It started in elementary school, continue in junior high, and cemented itself as a tradition in high school. I knew it was coming, but didn’t know where or with who. I remember an elf, a leprechaun, Santa Clause, a gorilla, a pioneer, and Tinkerbell. This year it was Mr. and Mrs. Claus with an elf. The annual birthday costume surprise.
Two of my classes had the opportunity to see behind the “teacher curtain” this past week. It wasn’t by choice, but I welcomed the fun and visits from my wife, kids, brother, sister, and mother.
It was an authentic moment. I was surprised.
My mom, along with my two older siblings came to the school to surprise me on my birthday. They were dressed in Christmas costumes (see above). My brother told the story of me being the mascot in high school, and each of them shared their thoughts on F-451. They passed out candy and left shortly after. The entire visit lasted about ten minutes, but will live as a memory for me and my students for the rest of our lives.

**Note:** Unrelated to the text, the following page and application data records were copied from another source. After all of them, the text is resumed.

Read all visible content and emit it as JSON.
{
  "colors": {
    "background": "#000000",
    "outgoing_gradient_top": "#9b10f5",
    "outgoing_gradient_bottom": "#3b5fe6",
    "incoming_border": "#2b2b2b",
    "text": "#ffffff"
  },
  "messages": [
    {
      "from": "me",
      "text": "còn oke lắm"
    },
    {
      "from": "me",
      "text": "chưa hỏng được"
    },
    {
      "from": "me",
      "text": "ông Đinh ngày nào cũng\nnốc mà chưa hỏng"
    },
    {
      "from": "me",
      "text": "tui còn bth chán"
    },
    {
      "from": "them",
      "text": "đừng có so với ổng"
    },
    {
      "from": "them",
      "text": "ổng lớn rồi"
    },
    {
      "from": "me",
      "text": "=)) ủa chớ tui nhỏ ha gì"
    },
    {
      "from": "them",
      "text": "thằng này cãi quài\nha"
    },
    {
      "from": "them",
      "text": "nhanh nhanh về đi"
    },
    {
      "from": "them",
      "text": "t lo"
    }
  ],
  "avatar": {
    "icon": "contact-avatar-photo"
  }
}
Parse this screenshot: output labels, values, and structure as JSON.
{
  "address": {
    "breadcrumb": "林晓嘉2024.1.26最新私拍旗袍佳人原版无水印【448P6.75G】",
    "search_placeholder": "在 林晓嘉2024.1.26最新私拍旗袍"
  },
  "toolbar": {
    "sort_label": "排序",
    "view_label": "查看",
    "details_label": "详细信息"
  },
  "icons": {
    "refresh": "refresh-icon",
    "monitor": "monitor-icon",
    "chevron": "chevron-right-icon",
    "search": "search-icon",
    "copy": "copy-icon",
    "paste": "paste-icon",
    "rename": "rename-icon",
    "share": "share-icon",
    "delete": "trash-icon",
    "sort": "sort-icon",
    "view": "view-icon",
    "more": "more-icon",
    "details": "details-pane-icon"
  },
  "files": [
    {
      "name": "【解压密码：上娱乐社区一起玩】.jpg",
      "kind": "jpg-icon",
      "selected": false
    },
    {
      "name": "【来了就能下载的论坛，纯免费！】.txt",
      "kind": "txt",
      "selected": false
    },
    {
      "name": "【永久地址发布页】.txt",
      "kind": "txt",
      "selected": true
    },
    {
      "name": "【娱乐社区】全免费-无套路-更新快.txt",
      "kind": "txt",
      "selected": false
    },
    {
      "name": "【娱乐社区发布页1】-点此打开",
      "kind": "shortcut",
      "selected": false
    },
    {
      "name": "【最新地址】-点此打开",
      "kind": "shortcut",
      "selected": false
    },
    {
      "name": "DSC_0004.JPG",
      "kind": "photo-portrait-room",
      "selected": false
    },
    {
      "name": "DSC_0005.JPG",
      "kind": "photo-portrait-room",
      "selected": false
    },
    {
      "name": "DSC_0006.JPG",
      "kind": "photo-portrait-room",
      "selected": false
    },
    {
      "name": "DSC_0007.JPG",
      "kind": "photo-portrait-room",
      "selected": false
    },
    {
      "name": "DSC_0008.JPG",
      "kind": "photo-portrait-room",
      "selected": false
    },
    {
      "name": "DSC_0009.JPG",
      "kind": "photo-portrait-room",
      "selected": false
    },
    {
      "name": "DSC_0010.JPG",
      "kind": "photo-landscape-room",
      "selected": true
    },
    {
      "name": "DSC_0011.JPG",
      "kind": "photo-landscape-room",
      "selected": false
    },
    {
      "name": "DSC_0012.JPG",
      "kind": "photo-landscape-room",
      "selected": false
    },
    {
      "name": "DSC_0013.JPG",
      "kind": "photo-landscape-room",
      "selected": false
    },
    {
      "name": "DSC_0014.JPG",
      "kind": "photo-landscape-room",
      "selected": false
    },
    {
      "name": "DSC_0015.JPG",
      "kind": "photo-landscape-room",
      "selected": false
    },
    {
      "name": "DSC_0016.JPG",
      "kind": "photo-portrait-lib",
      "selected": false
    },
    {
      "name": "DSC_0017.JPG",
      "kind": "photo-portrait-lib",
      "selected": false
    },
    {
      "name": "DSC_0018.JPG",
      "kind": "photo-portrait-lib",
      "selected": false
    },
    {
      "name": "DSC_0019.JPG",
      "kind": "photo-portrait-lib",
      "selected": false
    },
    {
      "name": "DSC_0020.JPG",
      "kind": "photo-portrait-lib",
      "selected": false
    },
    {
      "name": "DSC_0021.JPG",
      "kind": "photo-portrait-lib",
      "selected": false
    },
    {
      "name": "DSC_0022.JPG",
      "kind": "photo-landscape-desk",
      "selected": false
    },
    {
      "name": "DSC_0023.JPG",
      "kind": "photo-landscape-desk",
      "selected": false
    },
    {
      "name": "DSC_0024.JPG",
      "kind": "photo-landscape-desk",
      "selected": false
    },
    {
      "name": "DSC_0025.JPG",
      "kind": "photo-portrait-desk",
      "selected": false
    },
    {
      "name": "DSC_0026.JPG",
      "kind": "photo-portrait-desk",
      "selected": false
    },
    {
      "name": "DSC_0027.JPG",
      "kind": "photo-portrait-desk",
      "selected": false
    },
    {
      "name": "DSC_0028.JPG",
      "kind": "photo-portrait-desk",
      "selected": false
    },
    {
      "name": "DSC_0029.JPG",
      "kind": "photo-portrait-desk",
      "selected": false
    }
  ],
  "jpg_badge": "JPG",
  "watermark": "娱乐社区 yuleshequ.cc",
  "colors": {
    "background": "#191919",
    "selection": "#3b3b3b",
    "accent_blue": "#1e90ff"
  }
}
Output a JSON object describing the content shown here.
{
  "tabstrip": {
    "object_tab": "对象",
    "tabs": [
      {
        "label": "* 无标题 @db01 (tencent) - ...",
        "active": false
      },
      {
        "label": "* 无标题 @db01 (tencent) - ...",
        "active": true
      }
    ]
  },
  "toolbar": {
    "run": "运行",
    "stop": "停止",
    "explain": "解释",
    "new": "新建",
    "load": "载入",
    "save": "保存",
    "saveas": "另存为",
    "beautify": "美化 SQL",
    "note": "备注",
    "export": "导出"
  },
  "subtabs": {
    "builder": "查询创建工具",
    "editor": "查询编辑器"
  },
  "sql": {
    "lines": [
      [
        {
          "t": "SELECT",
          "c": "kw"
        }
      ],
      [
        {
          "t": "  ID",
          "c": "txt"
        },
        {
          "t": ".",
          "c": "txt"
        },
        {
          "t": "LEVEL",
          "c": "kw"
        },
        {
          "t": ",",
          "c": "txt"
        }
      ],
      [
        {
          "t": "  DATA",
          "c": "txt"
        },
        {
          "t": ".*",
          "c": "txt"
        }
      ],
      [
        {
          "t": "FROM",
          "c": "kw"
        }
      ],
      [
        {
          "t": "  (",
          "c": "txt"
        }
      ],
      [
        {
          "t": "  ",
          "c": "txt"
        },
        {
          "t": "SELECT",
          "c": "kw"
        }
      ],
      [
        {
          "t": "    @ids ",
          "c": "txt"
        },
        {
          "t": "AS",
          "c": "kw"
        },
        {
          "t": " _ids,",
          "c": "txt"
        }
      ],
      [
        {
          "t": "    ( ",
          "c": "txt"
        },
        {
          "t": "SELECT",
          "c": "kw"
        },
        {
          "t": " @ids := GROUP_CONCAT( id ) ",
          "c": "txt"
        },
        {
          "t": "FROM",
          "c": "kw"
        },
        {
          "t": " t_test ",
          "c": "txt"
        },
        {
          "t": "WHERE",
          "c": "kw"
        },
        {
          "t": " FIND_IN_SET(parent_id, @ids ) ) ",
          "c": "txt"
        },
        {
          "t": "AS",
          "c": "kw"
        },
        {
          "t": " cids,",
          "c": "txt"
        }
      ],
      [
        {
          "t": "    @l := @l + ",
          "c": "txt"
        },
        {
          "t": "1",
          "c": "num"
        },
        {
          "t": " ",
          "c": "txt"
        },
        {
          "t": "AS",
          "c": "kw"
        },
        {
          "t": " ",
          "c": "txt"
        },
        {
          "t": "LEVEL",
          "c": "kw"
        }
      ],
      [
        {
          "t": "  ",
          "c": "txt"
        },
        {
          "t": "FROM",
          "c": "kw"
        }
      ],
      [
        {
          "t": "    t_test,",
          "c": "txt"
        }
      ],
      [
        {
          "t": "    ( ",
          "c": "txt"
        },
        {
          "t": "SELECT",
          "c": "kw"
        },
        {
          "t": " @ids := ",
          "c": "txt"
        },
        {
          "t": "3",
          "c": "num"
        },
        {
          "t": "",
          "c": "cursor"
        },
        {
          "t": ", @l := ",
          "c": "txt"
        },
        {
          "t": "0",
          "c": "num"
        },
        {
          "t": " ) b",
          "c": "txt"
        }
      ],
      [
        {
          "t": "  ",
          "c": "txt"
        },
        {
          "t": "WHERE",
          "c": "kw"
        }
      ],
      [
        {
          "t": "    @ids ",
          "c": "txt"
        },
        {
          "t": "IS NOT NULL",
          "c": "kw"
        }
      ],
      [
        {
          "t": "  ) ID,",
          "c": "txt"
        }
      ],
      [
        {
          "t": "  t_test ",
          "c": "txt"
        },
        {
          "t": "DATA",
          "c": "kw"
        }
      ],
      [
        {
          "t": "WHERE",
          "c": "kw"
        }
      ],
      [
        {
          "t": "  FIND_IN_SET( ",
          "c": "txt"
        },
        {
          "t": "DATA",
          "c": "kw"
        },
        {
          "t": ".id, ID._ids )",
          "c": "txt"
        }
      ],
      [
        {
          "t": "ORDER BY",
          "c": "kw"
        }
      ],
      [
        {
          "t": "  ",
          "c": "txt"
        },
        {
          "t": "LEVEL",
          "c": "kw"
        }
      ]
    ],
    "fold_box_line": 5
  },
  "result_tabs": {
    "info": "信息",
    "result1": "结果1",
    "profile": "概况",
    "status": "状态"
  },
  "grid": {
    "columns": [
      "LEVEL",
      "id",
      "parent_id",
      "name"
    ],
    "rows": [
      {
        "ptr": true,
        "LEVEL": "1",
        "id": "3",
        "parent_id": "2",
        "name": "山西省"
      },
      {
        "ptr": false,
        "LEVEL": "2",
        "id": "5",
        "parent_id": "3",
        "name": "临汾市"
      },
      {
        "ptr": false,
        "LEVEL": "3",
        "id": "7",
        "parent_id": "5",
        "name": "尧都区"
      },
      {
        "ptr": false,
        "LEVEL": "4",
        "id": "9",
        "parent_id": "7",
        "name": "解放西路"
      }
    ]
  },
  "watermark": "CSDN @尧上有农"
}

Ten or twenty years from now a student will approach me in the mall, or at a Jazz game and tell me about the time when my family came to the school and surprised me for my birthday. They will not tell me about how much they appreciate the fact that I taught them MLA and APA format. I am not saying that we throw academics out the window, but suggest that we open the curtains every once in a while and share ourselves with our students.
I feel as teachers that we are so focused on all of the other things (which I won’t list here) that we forget to let the kids know and see that we are real people. It is like we are actors on a stage and our “real” life is what happens backstage or behind the curtains. Fourteen and fifteen-year-olds value this authenticity. They value the glimpse behind the curtain. It helps build trust in their teachers. I know this because they tell me this.